The critical thing to remember about this comparison is that much of Twitter's traffic occurs not online but via mobile devices; and that much of The Times' usage occurs offline with its paper editions. But in all-important battle for eyeballs seeking news online, Twitter has utterly eclipsed The Times over the past few months, and now is closing in on CNN.
Compete ranks CNN as the 27th top website in the U.S.; Twitter the 42nd, and The Times as 64th. The analytics service also calculates Twitter's annual growth rate at an astronomical 1,164.11 percent. What is a crucial challenge for all media companies is how to convert some of the new visitors during news peaks into return visitors.
Part of this challenge is studying which sites are referring visitors to you during a news spike. Among the top referral sites will be Google News and Google Search.
As Salon CEO Richard Gingras pointed out earlier this week, "...inbound links from Google, aggregators, social recommendation sites, and social media sites are vital sources of new uniques. One may not keep them all as regular users but you at least get a crack at them."
Typically, news cycles wax and wane over the summer months somewhat more lethargically than during the rest of the year. But this year may prove to be an exception, given the various diplomatic and policy initiatives undertaken by the Obama administration, the continuing global recession, and the conflicts in Iran, Iraq, Palestine, China, and Afghanistan, not to mention the crises being provoked by North Korea.
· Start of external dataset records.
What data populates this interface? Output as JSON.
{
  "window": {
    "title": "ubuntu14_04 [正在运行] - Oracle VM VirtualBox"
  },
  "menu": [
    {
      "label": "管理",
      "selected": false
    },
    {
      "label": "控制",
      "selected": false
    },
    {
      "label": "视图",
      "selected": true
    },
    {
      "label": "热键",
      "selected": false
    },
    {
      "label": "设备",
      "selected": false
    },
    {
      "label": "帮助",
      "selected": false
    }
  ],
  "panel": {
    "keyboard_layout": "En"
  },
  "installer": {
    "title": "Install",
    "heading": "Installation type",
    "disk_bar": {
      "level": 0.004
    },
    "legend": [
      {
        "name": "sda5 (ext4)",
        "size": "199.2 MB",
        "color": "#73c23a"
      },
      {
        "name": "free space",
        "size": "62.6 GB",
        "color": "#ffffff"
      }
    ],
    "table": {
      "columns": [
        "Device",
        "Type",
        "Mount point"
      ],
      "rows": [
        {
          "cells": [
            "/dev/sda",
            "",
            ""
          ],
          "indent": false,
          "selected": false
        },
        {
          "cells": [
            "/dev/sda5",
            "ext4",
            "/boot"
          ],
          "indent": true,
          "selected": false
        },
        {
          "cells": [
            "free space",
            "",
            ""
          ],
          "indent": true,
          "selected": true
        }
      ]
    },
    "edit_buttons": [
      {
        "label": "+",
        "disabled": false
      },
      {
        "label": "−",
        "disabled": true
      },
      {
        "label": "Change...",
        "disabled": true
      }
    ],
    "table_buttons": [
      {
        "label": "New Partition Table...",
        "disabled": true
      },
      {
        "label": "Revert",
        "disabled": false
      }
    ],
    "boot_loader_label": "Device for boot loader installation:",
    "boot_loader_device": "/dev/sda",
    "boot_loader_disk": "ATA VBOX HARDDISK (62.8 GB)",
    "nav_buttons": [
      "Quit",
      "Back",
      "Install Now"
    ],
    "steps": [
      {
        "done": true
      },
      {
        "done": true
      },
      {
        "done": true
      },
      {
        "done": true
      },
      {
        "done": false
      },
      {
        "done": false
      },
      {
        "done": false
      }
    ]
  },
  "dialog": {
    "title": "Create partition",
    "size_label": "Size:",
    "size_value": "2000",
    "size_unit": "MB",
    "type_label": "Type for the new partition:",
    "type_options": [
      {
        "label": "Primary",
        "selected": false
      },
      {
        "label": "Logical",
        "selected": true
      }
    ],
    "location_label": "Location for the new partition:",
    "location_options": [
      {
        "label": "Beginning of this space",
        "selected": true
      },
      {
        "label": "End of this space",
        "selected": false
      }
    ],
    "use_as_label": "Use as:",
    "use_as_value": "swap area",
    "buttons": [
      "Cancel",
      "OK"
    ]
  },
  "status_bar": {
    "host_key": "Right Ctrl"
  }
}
If there are several more big story spikes this month and next, one result could be that Twitter would grow fast enough to eclipse CNN as the leading news media source on the web.